**Goal of the exercise:**
Copy each line from the listing below where the word "verified" shows up.

**Data supplied:**
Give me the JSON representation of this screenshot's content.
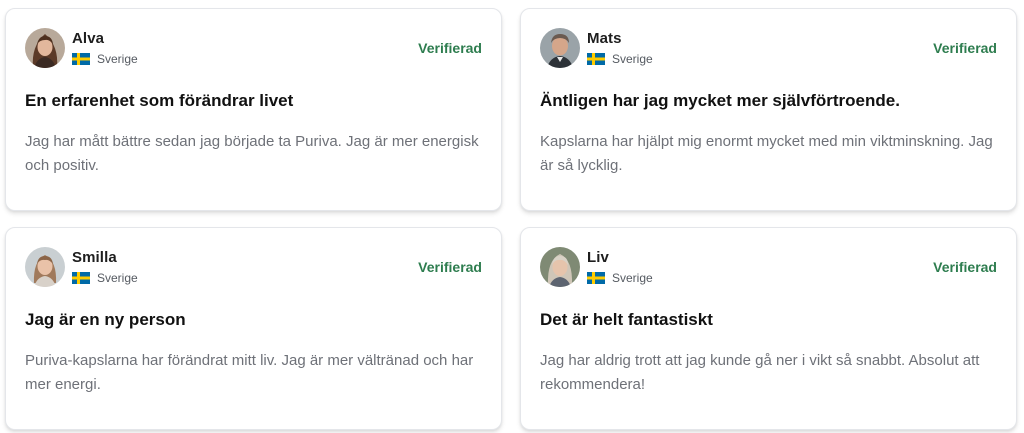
{
  "reviews": [
    {
      "name": "Alva",
      "country": "Sverige",
      "badge": "Verifierad",
      "title": "En erfarenhet som förändrar livet",
      "text": "Jag har mått bättre sedan jag började ta Puriva. Jag är mer energisk och positiv."
    },
    {
      "name": "Mats",
      "country": "Sverige",
      "badge": "Verifierad",
      "title": "Äntligen har jag mycket mer självförtroende.",
      "text": "Kapslarna har hjälpt mig enormt mycket med min viktminskning. Jag är så lycklig."
    },
    {
      "name": "Smilla",
      "country": "Sverige",
      "badge": "Verifierad",
      "title": "Jag är en ny person",
      "text": "Puriva-kapslarna har förändrat mitt liv. Jag är mer vältränad och har mer energi."
    },
    {
      "name": "Liv",
      "country": "Sverige",
      "badge": "Verifierad",
      "title": "Det är helt fantastiskt",
      "text": "Jag har aldrig trott att jag kunde gå ner i vikt så snabbt. Absolut att rekommendera!"
    }
  ],
  "colors": {
    "verified": "#2e7d4f",
    "title": "#111111",
    "body": "#6e7178",
    "flag_blue": "#006aa7",
    "flag_yellow": "#fecc00"
  },
  "icons": {
    "flag": "sweden-flag-icon",
    "avatar": "user-avatar"
  }
}
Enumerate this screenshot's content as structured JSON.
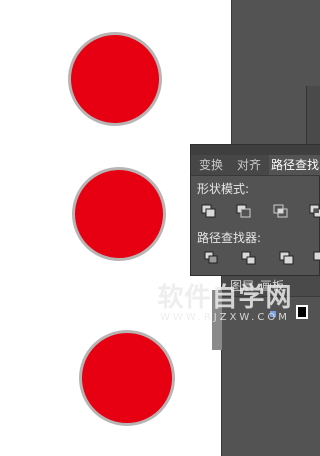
{
  "canvas": {
    "circles": [
      {
        "name": "red-circle-top",
        "fill": "#e60012"
      },
      {
        "name": "red-circle-middle",
        "fill": "#e60012"
      },
      {
        "name": "red-circle-bottom",
        "fill": "#e60012"
      }
    ],
    "stroke_color": "#b8b4b4"
  },
  "pathfinder_panel": {
    "tabs": [
      {
        "label": "变换",
        "active": false
      },
      {
        "label": "对齐",
        "active": false
      },
      {
        "label": "路径查找",
        "active": true
      }
    ],
    "shape_modes_label": "形状模式:",
    "pathfinders_label": "路径查找器:"
  },
  "lower_panel": {
    "tabs": [
      {
        "label": "图层"
      },
      {
        "label": "画板"
      }
    ]
  },
  "watermark": {
    "main": "软件自学网",
    "sub": "WWW.RJZXW.COM"
  }
}
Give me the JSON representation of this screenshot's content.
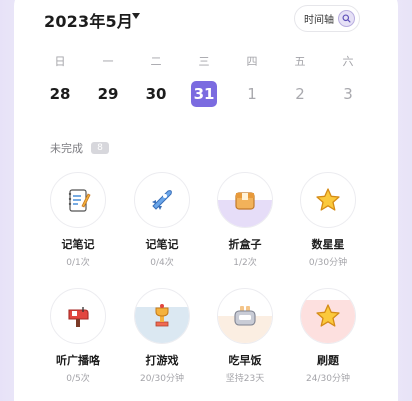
{
  "header": {
    "month_title": "2023年5月",
    "timeline_label": "时间轴"
  },
  "calendar": {
    "weekdays": [
      "日",
      "一",
      "二",
      "三",
      "四",
      "五",
      "六"
    ],
    "dates": [
      "28",
      "29",
      "30",
      "31",
      "1",
      "2",
      "3"
    ],
    "selected_index": 3
  },
  "section": {
    "title": "未完成",
    "count": "8"
  },
  "colors": {
    "accent": "#7b6be0",
    "progress_purple": "#e6ddf8",
    "progress_blue": "#dbe8f2",
    "progress_orange": "#fbeee2",
    "progress_red": "#fde0df"
  },
  "tasks": [
    {
      "name": "记笔记",
      "progress": "0/1次",
      "icon": "notebook-icon",
      "fill_fraction": 0,
      "fill_color": "#e6ddf8"
    },
    {
      "name": "记笔记",
      "progress": "0/4次",
      "icon": "rocket-icon",
      "fill_fraction": 0,
      "fill_color": "#e6ddf8"
    },
    {
      "name": "折盒子",
      "progress": "1/2次",
      "icon": "box-icon",
      "fill_fraction": 0.5,
      "fill_color": "#e6ddf8"
    },
    {
      "name": "数星星",
      "progress": "0/30分钟",
      "icon": "star-icon",
      "fill_fraction": 0,
      "fill_color": "#e6ddf8"
    },
    {
      "name": "听广播咯",
      "progress": "0/5次",
      "icon": "mailbox-icon",
      "fill_fraction": 0,
      "fill_color": "#e6ddf8"
    },
    {
      "name": "打游戏",
      "progress": "20/30分钟",
      "icon": "trophy-icon",
      "fill_fraction": 0.67,
      "fill_color": "#dbe8f2"
    },
    {
      "name": "吃早饭",
      "progress": "坚持23天",
      "icon": "toaster-icon",
      "fill_fraction": 0.5,
      "fill_color": "#fbeee2"
    },
    {
      "name": "刷题",
      "progress": "24/30分钟",
      "icon": "star-icon",
      "fill_fraction": 0.8,
      "fill_color": "#fde0df"
    }
  ]
}
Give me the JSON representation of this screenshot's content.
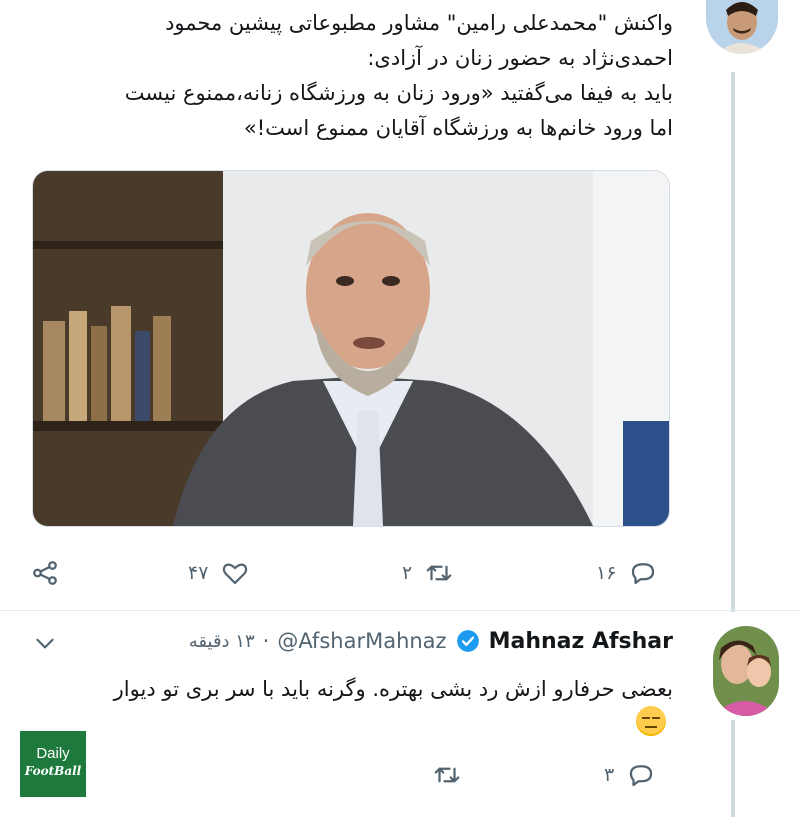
{
  "tweet1": {
    "text_lines": [
      "واکنش \"محمدعلی رامین\" مشاور مطبوعاتی پیشین محمود",
      "احمدی‌نژاد به حضور زنان در آزادی:",
      "باید به فیفا می‌گفتید «ورود زنان به ورزشگاه زنانه،ممنوع نیست",
      "اما ورود خانم‌ها به ورزشگاه آقایان ممنوع است!»"
    ],
    "actions": {
      "reply_count": "۱۶",
      "retweet_count": "۲",
      "like_count": "۴۷"
    },
    "icons": [
      "share-icon",
      "heart-icon",
      "retweet-icon",
      "reply-icon"
    ]
  },
  "tweet2": {
    "display_name": "Mahnaz Afshar",
    "handle": "@AfsharMahnaz",
    "time": "۱۳ دقیقه",
    "separator": "·",
    "text_lines": [
      "بعضی حرفارو ازش رد بشی بهتره. وگرنه باید با سر بری تو دیوار"
    ],
    "emoji": "expressionless-face",
    "actions": {
      "reply_count": "۳"
    },
    "icons": [
      "verified-badge-icon",
      "chevron-down-icon",
      "retweet-icon",
      "reply-icon"
    ]
  },
  "watermark": {
    "line1": "Daily",
    "line2": "FootBall",
    "color": "#1e7a3c"
  },
  "colors": {
    "verified": "#1d9bf0",
    "muted": "#536471",
    "thread_line": "#cfd9de"
  }
}
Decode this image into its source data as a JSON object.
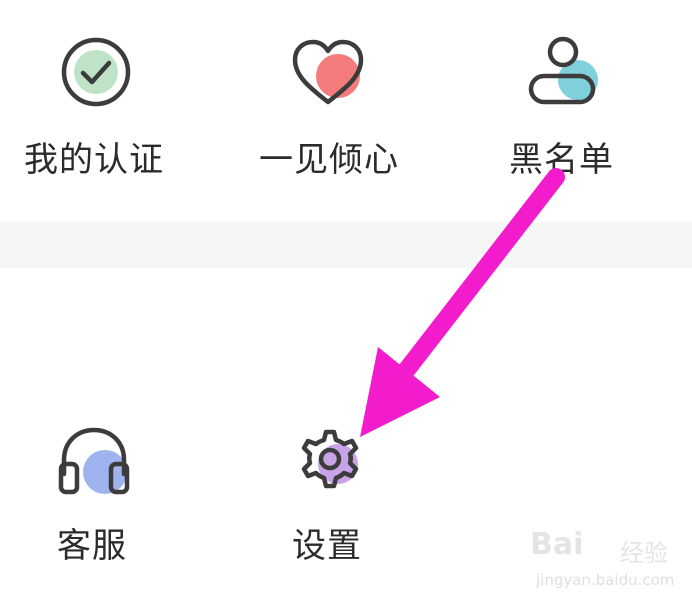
{
  "menu": {
    "row1": [
      {
        "label": "我的认证",
        "icon": "verified-check-icon"
      },
      {
        "label": "一见倾心",
        "icon": "heart-icon"
      },
      {
        "label": "黑名单",
        "icon": "blacklist-user-icon"
      }
    ],
    "row2": [
      {
        "label": "客服",
        "icon": "headphones-icon"
      },
      {
        "label": "设置",
        "icon": "gear-icon"
      }
    ]
  },
  "colors": {
    "icon_stroke": "#3c3c3c",
    "check_fill": "#bfe3c6",
    "heart_fill": "#f47c7c",
    "user_fill": "#7fd0da",
    "headphone_fill": "#9fb4ef",
    "gear_fill": "#c9a3e8",
    "annotation_arrow": "#f21ccc",
    "divider": "#f6f6f6"
  },
  "watermark": {
    "brand": "Bai",
    "sub": "经验",
    "url": "jingyan.baidu.com"
  }
}
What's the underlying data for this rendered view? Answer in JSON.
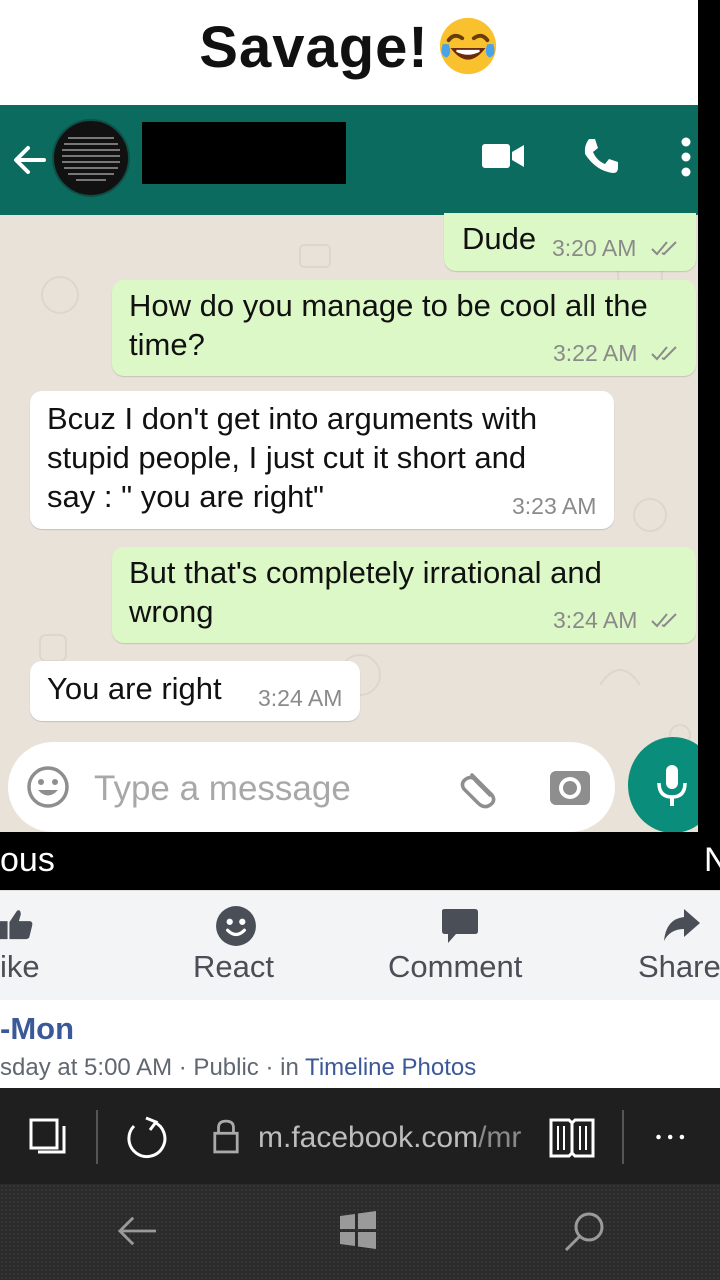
{
  "meme": {
    "title": "Savage!",
    "emoji": "tears-of-joy-emoji"
  },
  "chat": {
    "contact_name": "",
    "input_placeholder": "Type a message",
    "messages": [
      {
        "direction": "outgoing",
        "text": "Dude",
        "time": "3:20 AM",
        "read": true
      },
      {
        "direction": "outgoing",
        "lines": [
          "How do you manage to be cool all the",
          "time?"
        ],
        "time": "3:22 AM",
        "read": true
      },
      {
        "direction": "incoming",
        "lines": [
          "Bcuz I don't get into arguments with",
          "stupid people, I just cut it short and",
          "say : \" you are right\""
        ],
        "time": "3:23 AM"
      },
      {
        "direction": "outgoing",
        "lines": [
          "But that's completely irrational and",
          "wrong"
        ],
        "time": "3:24 AM",
        "read": true
      },
      {
        "direction": "incoming",
        "text": "You are right",
        "time": "3:24 AM"
      }
    ],
    "icons": [
      "back-arrow-icon",
      "video-call-icon",
      "phone-icon",
      "more-menu-icon",
      "emoji-icon",
      "attach-icon",
      "camera-icon",
      "mic-icon"
    ],
    "colors": {
      "header": "#0b6b5e",
      "outgoing": "#dcf8c6",
      "incoming": "#ffffff",
      "mic": "#0a8d7a"
    }
  },
  "strip": {
    "left_text": "ous",
    "right_text": "N"
  },
  "fb": {
    "actions": [
      {
        "label": "ike",
        "icon": "like-icon"
      },
      {
        "label": "React",
        "icon": "react-icon"
      },
      {
        "label": "Comment",
        "icon": "comment-icon"
      },
      {
        "label": "Share",
        "icon": "share-icon"
      }
    ],
    "author": "-Mon",
    "sub_prefix": "sday at 5:00 AM · Public · in ",
    "sub_link": "Timeline Photos",
    "colors": {
      "link": "#3b5998"
    }
  },
  "browser": {
    "url_host": "m.facebook.com",
    "url_path": "/mr",
    "icons": [
      "tabs-icon",
      "refresh-icon",
      "lock-icon",
      "reading-view-icon",
      "more-icon"
    ]
  },
  "system_nav": {
    "icons": [
      "back-icon",
      "windows-start-icon",
      "search-icon"
    ]
  }
}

**Written solution:**
    "verified": "#2e7d4f",
      "verified-badge-icon",
    "verified": "#1d9bf0",
        "icon": "verified-check-icon"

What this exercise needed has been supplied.